What You'll Get
Like a sitcom, a good news publication appears weekly to the sound of applause and usually ends with a heartwarming moral about international trade. Bone up on economic antics with today's Groupon: for $51, you get a 51-issue digital subscription to The Economist (a $126.99 value). The subscription also includes unlimited access to The Economist's full online, audio, and iPhone-, iPad-, and Android-compatible content. Subscriptions are automatically activated for the email address provided at checkout, with full access available within three weeks. This Groupon is valid for new subscribers only.
The Economist's globe-spanning scope, comprehensive analysis, and unflinching grasp on world issues make it required reading to stay up to date on world news, politics, and business. Unrestricted access to the online site includes a fully searchable archive dating back to the Neolithic age of 1997, as well as free access to The Economist in audio, with digital recordings of all print articles available as a subscribers-only weekly podcast. For updates on the go, readers can also access The Economist via an iPhone, iPad, or Android device to peruse the latest photos, articles, charts, and Big Mac index.
The Fine Print
Promotional value expires Mar 5, 2012. Amount paid never expires. Limit 1 per person, may buy more as gifts. Must provide email address and name at checkout. New customers only. U.S. subscriptions only. Valid only for digital subscription. Not valid toward existing and previous Groupon subscriptions. Not valid for renewal or toward current subscriptions. Subscription activated automatically. Must purchase gift in separate transaction. Allow 3 weeks for email confirmation. Merchant is solely responsible to purchasers for the care and quality of the advertised goods and services.
About The Economist

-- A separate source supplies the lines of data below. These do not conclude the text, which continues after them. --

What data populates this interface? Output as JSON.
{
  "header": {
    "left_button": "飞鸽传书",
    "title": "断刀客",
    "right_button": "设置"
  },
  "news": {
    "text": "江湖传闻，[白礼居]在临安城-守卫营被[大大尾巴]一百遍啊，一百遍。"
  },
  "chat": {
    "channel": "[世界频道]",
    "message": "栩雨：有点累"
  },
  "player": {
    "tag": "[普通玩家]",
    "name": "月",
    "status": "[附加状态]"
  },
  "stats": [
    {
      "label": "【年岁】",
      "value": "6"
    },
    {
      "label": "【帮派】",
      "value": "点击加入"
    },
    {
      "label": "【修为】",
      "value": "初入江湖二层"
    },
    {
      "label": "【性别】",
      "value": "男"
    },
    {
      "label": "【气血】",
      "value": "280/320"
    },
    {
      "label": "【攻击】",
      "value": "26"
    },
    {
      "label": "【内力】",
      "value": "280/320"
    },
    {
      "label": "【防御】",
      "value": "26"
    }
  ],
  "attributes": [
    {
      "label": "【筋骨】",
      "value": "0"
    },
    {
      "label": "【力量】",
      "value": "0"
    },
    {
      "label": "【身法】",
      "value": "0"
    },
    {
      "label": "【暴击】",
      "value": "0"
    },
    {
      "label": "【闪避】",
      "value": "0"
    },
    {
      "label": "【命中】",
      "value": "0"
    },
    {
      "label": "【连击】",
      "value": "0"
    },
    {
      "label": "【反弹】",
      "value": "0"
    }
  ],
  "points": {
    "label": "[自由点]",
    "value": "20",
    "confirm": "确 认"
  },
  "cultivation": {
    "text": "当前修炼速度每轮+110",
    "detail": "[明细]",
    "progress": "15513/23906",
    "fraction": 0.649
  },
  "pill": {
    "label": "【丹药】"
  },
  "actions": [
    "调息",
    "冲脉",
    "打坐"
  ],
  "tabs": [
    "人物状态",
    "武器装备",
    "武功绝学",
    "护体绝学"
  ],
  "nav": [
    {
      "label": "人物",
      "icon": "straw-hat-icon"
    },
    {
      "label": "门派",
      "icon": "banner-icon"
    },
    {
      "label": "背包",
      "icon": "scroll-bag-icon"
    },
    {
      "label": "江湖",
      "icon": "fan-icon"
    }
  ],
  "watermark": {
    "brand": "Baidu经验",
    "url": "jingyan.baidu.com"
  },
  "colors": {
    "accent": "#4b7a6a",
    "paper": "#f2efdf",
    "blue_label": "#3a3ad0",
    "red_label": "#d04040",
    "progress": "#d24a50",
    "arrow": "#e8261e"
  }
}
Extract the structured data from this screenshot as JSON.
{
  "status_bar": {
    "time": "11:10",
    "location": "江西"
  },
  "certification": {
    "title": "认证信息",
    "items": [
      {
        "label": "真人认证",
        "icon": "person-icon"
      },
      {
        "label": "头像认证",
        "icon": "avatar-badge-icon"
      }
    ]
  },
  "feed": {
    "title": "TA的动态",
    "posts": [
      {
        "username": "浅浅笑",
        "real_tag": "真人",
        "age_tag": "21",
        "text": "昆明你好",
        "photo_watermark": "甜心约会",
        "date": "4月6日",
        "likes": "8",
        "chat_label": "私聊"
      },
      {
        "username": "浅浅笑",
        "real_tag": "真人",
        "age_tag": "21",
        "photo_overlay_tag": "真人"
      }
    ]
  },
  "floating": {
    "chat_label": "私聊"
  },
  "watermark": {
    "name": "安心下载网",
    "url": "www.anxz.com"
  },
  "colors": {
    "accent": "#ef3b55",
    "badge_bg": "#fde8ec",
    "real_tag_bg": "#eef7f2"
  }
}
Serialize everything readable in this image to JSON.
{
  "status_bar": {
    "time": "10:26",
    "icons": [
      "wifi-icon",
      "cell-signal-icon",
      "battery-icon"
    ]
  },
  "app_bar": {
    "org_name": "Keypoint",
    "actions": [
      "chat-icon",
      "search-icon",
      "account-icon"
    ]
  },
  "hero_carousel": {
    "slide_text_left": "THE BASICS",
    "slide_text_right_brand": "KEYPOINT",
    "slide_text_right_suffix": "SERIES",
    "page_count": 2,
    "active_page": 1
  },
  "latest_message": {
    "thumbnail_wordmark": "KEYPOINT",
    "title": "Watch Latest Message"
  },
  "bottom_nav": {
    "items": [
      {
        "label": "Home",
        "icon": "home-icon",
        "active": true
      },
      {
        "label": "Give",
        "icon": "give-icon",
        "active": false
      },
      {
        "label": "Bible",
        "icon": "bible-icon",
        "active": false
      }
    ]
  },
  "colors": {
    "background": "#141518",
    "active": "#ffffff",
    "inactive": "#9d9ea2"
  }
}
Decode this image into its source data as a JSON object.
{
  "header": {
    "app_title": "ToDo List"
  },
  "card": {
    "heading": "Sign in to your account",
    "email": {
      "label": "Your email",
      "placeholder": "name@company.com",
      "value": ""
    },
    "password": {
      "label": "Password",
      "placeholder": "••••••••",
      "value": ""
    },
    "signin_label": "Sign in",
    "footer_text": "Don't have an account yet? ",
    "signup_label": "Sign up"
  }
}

The Economist's globe-spanning scope, comprehensive analysis, and unflinching grasp on world issues make it required reading to stay up to date on world news, politics, and business. First published in 1843, the publication still casts itself as a newspaper despite its magazine-style layout; each issue covers the main events of the week, with analysis and opinion sprinkled across its pages for good measure. A conversational tone and anonymity remain calling cards of The Economist's writers, keeping with the belief that what is written is more important than who writes it.